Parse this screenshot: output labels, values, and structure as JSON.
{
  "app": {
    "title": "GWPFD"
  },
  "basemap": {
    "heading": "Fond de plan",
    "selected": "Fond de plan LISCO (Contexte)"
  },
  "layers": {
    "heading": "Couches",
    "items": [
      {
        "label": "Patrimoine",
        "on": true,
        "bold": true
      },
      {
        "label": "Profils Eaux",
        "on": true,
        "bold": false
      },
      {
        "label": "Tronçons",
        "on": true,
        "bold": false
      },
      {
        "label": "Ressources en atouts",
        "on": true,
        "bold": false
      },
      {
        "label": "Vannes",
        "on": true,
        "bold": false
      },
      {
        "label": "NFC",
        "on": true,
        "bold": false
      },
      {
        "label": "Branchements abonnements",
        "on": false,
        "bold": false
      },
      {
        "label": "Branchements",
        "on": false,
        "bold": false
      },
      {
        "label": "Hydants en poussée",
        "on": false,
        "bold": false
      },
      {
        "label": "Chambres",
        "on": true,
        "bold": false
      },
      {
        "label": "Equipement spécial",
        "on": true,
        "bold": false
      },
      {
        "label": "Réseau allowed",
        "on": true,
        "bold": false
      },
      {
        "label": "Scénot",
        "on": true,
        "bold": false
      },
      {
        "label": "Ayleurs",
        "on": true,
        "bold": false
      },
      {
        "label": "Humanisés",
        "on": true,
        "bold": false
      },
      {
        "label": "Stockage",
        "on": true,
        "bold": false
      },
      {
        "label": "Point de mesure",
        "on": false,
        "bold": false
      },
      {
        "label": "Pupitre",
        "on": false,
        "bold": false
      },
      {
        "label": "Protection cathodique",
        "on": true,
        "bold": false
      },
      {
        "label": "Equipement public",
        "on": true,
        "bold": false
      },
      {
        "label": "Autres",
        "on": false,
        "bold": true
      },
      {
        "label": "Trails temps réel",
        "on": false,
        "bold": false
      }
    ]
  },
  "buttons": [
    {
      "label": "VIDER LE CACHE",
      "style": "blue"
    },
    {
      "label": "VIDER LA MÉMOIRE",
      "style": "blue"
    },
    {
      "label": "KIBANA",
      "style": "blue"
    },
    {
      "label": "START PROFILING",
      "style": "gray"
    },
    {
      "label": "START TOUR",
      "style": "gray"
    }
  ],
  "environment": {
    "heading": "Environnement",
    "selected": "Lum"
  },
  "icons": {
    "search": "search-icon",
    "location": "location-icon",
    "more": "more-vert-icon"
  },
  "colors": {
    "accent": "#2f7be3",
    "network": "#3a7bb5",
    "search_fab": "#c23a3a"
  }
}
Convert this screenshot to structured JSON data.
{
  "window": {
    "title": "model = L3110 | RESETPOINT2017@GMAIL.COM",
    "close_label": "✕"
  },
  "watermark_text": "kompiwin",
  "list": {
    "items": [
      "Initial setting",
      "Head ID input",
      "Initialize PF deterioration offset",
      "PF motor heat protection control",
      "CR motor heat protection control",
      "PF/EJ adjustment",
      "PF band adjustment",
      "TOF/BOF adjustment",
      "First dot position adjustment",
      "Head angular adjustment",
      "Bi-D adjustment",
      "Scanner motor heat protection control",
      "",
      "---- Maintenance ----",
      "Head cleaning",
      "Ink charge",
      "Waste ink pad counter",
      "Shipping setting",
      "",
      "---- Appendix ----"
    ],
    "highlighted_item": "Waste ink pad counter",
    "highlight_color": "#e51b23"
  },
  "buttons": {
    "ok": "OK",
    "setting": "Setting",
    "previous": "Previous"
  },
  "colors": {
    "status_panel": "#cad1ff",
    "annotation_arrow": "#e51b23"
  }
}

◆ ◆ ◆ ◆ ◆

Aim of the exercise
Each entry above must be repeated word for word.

Completed exercise
Parse this screenshot: output labels, values, and structure as JSON.
{
  "app": {
    "title": "GWPFD"
  },
  "basemap": {
    "heading": "Fond de plan",
    "selected": "Fond de plan LISCO (Contexte)"
  },
  "layers": {
    "heading": "Couches",
    "items": [
      {
        "label": "Patrimoine",
        "on": true,
        "bold": true
      },
      {
        "label": "Profils Eaux",
        "on": true,
        "bold": false
      },
      {
        "label": "Tronçons",
        "on": true,
        "bold": false
      },
      {
        "label": "Ressources en atouts",
        "on": true,
        "bold": false
      },
      {
        "label": "Vannes",
        "on": true,
        "bold": false
      },
      {
        "label": "NFC",
        "on": true,
        "bold": false
      },
      {
        "label": "Branchements abonnements",
        "on": false,
        "bold": false
      },
      {
        "label": "Branchements",
        "on": false,
        "bold": false
      },
      {
        "label": "Hydants en poussée",
        "on": false,
        "bold": false
      },
      {
        "label": "Chambres",
        "on": true,
        "bold": false
      },
      {
        "label": "Equipement spécial",
        "on": true,
        "bold": false
      },
      {
        "label": "Réseau allowed",
        "on": true,
        "bold": false
      },
      {
        "label": "Scénot",
        "on": true,
        "bold": false
      },
      {
        "label": "Ayleurs",
        "on": true,
        "bold": false
      },
      {
        "label": "Humanisés",
        "on": true,
        "bold": false
      },
      {
        "label": "Stockage",
        "on": true,
        "bold": false
      },
      {
        "label": "Point de mesure",
        "on": false,
        "bold": false
      },
      {
        "label": "Pupitre",
        "on": false,
        "bold": false
      },
      {
        "label": "Protection cathodique",
        "on": true,
        "bold": false
      },
      {
        "label": "Equipement public",
        "on": true,
        "bold": false
      },
      {
        "label": "Autres",
        "on": false,
        "bold": true
      },
      {
        "label": "Trails temps réel",
        "on": false,
        "bold": false
      }
    ]
  },
  "buttons": [
    {
      "label": "VIDER LE CACHE",
      "style": "blue"
    },
    {
      "label": "VIDER LA MÉMOIRE",
      "style": "blue"
    },
    {
      "label": "KIBANA",
      "style": "blue"
    },
    {
      "label": "START PROFILING",
      "style": "gray"
    },
    {
      "label": "START TOUR",
      "style": "gray"
    }
  ],
  "environment": {
    "heading": "Environnement",
    "selected": "Lum"
  },
  "icons": {
    "search": "search-icon",
    "location": "location-icon",
    "more": "more-vert-icon"
  },
  "colors": {
    "accent": "#2f7be3",
    "network": "#3a7bb5",
    "search_fab": "#c23a3a"
  }
}
Convert this screenshot to structured JSON data.
{
  "window": {
    "title": "model = L3110 | RESETPOINT2017@GMAIL.COM",
    "close_label": "✕"
  },
  "watermark_text": "kompiwin",
  "list": {
    "items": [
      "Initial setting",
      "Head ID input",
      "Initialize PF deterioration offset",
      "PF motor heat protection control",
      "CR motor heat protection control",
      "PF/EJ adjustment",
      "PF band adjustment",
      "TOF/BOF adjustment",
      "First dot position adjustment",
      "Head angular adjustment",
      "Bi-D adjustment",
      "Scanner motor heat protection control",
      "",
      "---- Maintenance ----",
      "Head cleaning",
      "Ink charge",
      "Waste ink pad counter",
      "Shipping setting",
      "",
      "---- Appendix ----"
    ],
    "highlighted_item": "Waste ink pad counter",
    "highlight_color": "#e51b23"
  },
  "buttons": {
    "ok": "OK",
    "setting": "Setting",
    "previous": "Previous"
  },
  "colors": {
    "status_panel": "#cad1ff",
    "annotation_arrow": "#e51b23"
  }
}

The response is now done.